I had not read a specific pastoral ministry book this year, and as I read I discovered that it was just what I needed to help me faithfully endure. I needed the reminders of godly, gospel-centered pastors to help me look not to them but to the Jesus whom we serve and trust in. I needed the sharpening in some areas, such as my preaching and my practice of a day of rest. After a difficult year, I needed the reminders of how to serve with and lead my wife more faithfully (Chapter 6), and how to keep difficulties such as people leaving the church in proper perspective (Chapter 7).
I was challenged to look at the difficulties of ministry with eternity in view: “Pastor, that pain you feel, that stinging pain in your stomach that wells up each time you remember the friend who left—convert that aching moment into a reminder that there is a day coming when you will be reconciled. There’s a day coming when closure will happen.” (Dave Harvey, p. 82) I was encouraged with practical steps to grow in my leadership, all the while being pointed to what is most important: “The wise pastor also remembers that the main goal is to lead people to Jesus. We often overemphasize organizational leadership skills and underemphasize the pastoral skills of preaching, having conversations, and praying with people. Keeping the main emphasis on leading people to Jesus doesn’t mean we accept poorly led organizations as the norm, but it does remind us that we don’t have to be able to run a massive corporation to be an effective pastor. We do, however, need to know Jesus and be able to lead others to him.” (Scott Patty, p. 108)

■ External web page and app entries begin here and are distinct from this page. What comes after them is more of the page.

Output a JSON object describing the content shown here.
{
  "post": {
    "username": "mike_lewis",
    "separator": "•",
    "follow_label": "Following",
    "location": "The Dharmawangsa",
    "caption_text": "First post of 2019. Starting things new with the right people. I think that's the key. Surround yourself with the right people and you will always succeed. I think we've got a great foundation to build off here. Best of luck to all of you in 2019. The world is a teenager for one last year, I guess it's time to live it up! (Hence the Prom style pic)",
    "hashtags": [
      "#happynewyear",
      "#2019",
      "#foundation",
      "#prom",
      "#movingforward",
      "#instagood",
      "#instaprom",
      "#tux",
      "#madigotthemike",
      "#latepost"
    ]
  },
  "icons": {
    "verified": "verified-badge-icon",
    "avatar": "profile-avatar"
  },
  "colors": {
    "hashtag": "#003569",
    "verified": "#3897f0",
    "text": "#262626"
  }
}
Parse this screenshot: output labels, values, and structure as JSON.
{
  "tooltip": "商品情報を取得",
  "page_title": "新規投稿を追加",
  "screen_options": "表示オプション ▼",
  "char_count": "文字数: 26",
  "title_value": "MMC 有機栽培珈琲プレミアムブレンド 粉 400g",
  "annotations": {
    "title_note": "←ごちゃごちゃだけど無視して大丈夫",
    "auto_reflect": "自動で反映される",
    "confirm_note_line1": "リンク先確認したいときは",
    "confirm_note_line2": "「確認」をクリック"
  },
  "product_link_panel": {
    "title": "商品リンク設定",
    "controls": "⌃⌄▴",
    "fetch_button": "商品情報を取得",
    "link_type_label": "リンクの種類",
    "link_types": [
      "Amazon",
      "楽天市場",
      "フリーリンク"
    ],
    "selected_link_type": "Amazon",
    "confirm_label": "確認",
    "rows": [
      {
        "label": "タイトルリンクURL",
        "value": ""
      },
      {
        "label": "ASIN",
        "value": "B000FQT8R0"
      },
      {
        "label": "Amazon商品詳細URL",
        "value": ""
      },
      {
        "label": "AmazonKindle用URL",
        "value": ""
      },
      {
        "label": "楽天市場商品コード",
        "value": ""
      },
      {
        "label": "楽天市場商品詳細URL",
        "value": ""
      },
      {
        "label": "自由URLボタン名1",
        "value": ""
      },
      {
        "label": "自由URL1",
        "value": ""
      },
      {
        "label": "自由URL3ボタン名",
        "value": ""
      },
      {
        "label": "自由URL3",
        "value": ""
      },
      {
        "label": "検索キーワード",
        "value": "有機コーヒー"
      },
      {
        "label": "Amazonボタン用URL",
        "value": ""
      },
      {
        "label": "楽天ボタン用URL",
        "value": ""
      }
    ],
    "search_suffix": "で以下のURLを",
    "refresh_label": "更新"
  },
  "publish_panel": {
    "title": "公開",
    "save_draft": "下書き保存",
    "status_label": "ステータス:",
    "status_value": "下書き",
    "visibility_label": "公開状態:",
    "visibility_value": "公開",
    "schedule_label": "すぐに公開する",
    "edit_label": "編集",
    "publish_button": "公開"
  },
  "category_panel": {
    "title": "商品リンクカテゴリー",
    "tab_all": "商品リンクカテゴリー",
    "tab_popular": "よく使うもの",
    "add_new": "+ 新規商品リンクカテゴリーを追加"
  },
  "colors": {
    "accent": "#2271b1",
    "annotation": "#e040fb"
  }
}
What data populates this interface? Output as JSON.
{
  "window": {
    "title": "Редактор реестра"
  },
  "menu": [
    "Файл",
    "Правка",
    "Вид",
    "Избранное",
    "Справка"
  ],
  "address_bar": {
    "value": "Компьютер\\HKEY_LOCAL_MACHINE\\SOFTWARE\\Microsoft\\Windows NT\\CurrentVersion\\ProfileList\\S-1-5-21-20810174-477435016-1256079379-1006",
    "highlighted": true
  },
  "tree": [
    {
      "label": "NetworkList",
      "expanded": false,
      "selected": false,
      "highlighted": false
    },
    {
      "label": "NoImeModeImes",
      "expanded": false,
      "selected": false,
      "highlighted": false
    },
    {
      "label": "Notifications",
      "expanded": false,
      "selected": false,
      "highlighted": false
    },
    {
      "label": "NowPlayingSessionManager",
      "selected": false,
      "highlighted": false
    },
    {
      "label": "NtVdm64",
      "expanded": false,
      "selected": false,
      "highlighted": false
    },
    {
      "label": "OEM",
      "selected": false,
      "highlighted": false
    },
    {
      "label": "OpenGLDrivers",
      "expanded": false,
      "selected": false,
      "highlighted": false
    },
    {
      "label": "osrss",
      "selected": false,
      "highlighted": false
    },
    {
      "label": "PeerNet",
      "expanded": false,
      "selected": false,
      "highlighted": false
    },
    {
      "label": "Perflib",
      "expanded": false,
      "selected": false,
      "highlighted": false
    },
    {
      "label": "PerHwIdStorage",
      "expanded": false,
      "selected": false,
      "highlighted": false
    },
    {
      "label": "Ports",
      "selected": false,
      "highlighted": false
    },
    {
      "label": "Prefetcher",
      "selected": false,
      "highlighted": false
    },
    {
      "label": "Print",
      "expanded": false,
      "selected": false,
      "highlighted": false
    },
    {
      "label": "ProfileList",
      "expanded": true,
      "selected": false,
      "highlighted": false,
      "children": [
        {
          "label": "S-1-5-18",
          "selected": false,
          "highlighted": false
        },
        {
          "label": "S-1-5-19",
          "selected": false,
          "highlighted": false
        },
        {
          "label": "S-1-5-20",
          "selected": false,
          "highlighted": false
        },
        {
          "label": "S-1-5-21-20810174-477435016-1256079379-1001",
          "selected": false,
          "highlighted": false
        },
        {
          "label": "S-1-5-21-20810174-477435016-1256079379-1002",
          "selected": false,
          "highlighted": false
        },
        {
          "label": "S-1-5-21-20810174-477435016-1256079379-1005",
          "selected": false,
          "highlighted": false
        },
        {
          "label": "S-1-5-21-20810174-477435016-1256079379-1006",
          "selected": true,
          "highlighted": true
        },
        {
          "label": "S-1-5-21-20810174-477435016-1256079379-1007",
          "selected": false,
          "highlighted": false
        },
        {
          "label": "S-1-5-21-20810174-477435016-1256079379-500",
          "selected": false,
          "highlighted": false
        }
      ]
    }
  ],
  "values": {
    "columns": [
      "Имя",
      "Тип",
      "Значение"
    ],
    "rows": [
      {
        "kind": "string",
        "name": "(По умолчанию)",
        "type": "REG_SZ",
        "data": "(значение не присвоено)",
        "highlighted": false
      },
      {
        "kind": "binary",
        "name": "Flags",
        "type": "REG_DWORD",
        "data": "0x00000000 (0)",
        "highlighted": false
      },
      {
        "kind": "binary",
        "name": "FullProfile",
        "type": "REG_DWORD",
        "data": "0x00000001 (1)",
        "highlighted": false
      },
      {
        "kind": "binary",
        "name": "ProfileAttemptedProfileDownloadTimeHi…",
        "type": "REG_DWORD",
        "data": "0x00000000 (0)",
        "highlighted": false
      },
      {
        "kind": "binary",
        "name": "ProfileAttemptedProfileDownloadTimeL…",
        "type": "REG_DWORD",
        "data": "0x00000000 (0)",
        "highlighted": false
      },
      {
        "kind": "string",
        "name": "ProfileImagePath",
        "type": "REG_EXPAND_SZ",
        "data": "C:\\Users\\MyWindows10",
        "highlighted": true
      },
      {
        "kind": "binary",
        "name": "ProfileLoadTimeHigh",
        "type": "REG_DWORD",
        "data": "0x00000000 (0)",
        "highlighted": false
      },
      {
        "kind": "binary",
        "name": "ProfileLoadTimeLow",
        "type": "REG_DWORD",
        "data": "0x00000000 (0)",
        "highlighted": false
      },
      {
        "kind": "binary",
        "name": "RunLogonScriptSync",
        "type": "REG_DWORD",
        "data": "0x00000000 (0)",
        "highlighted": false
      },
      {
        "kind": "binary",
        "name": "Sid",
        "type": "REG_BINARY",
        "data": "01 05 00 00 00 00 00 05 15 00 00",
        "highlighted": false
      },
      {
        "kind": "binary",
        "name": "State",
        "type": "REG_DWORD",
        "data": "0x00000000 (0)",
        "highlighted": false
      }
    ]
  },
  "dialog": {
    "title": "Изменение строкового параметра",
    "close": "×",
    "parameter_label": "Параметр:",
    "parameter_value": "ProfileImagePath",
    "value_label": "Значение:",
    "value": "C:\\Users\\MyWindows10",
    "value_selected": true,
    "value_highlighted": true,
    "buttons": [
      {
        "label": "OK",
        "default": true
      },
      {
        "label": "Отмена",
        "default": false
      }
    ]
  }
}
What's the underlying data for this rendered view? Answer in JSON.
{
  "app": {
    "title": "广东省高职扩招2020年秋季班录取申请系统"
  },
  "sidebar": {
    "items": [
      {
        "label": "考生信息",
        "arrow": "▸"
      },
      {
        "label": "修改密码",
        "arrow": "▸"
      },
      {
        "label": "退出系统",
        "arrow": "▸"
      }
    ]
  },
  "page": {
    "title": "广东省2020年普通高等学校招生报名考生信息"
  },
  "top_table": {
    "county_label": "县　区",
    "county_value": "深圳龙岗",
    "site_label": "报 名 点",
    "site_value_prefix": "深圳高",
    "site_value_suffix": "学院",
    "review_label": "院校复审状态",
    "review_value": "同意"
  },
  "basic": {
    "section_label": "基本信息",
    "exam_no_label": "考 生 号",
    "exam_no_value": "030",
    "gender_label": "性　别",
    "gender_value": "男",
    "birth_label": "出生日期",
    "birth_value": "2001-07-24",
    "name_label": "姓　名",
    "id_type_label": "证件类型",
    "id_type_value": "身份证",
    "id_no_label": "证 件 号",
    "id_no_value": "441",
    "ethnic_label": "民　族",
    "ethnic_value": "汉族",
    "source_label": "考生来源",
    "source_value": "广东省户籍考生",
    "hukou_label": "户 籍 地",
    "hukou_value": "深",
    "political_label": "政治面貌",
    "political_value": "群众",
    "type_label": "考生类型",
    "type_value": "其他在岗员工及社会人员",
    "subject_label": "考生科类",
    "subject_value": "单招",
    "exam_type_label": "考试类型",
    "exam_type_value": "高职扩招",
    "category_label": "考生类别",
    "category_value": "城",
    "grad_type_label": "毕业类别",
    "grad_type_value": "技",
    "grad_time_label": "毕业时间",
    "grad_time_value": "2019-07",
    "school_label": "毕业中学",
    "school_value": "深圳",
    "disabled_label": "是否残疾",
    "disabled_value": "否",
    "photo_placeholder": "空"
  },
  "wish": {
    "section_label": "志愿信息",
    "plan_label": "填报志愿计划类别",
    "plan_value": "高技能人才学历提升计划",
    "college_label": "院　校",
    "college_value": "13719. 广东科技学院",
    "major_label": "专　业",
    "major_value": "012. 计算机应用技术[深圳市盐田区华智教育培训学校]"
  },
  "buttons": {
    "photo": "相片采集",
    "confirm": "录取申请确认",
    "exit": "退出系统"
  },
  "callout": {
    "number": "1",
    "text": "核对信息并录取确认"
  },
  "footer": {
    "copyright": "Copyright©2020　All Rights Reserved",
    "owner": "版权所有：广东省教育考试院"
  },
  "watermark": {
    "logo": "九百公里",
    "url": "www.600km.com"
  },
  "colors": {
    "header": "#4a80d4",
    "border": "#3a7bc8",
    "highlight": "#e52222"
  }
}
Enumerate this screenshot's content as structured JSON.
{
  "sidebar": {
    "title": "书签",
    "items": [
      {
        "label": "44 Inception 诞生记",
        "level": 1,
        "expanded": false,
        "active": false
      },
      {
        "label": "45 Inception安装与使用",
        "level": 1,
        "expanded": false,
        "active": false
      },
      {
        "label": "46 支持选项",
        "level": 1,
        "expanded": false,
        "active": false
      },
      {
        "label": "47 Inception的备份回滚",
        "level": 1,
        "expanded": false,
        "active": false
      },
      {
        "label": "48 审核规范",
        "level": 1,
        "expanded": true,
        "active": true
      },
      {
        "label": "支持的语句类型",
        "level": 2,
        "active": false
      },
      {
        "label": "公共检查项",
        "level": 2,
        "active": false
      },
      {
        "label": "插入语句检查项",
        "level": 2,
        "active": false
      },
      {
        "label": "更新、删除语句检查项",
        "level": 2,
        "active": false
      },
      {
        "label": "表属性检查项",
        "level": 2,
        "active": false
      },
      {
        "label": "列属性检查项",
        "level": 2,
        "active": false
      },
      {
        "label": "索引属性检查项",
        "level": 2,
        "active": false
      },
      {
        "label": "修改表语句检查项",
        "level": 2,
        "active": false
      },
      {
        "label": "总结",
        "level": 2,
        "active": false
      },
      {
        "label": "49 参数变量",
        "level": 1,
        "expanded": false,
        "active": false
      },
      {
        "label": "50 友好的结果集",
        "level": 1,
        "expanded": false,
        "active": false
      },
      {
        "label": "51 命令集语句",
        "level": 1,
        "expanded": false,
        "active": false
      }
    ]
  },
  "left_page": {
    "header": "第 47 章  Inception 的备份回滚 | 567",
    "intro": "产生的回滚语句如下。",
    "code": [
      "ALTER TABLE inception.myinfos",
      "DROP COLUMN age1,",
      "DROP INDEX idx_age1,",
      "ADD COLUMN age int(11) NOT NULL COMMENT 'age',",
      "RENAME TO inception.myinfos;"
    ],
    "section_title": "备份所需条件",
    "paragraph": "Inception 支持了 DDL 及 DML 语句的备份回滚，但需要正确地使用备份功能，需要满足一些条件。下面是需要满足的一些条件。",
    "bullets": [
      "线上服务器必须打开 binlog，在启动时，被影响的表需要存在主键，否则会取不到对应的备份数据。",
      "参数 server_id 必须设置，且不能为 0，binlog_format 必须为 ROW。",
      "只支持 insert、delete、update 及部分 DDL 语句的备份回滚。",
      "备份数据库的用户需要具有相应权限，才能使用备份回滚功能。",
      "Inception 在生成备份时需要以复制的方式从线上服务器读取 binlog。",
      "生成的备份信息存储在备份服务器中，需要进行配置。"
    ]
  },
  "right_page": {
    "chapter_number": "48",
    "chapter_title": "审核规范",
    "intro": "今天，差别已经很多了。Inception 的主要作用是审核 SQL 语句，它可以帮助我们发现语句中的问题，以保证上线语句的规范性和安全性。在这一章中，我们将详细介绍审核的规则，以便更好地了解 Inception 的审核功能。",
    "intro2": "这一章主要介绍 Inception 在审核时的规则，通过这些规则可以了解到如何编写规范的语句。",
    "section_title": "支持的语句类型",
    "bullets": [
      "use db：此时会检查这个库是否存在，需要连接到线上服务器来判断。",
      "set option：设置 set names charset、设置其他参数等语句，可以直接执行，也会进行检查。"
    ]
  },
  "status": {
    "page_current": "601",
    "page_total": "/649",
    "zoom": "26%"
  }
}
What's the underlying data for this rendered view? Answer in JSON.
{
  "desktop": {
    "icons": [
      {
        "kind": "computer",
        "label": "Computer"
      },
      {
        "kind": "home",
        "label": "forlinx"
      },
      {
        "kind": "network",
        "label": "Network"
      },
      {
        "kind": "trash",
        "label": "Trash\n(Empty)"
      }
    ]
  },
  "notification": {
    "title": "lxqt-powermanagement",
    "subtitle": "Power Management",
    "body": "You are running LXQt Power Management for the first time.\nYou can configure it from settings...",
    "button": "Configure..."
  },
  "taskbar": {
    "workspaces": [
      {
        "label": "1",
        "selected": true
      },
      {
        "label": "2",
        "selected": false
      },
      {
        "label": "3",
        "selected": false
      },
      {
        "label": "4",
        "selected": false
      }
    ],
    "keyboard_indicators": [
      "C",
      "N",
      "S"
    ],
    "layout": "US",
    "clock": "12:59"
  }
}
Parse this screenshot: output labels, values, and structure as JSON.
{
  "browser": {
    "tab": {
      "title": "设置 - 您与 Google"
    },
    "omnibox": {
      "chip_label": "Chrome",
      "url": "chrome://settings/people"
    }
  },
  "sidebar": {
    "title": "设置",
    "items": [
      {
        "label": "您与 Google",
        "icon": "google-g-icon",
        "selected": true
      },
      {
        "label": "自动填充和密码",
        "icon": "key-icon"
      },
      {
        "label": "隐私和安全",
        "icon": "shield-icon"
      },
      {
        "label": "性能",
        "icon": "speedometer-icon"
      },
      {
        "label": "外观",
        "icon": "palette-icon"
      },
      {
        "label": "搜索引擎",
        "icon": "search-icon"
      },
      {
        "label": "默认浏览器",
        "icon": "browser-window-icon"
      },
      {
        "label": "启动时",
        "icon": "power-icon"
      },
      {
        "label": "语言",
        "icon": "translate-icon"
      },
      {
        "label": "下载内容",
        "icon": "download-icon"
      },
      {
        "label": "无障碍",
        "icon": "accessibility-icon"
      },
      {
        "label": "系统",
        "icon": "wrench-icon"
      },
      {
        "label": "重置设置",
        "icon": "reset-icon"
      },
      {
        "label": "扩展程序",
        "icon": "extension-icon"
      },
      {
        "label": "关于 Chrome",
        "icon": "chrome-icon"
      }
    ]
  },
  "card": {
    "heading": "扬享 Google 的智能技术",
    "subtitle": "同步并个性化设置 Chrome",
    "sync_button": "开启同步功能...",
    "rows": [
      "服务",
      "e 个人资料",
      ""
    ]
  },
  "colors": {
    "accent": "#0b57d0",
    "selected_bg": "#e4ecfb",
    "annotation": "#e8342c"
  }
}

For small-town pastors such as myself, there are gold nuggets throughout the book that will help us to have faithful endurance in 2021 and beyond. But the most significant chapter for you, like me, will probably be Mark McCullough’s chapter (8), “Does Staying in a Small Rural Church Make Me a Failure?” I learned from Keller and Carson, but I received an arm around my shoulder as a fellow rural pastor when I read McCullough’s words of warmth and joy from a man who has served the same rural congregation for almost three decades. McCullough spurs us on to faithful endurance by focusing on three joys that would serve us well to focus on during 2021: the joy of knowing and being known by God, the joy of making God known, and the joy of knowing others.
I pray that you will have faithful endurance in ministry in 2021. We can do this not from looking to our own wisdom or strength, but from looking to the Jesus who has promised us that he is with us always (Matthew 28:20). Faithful Endurance will help you do exactly that.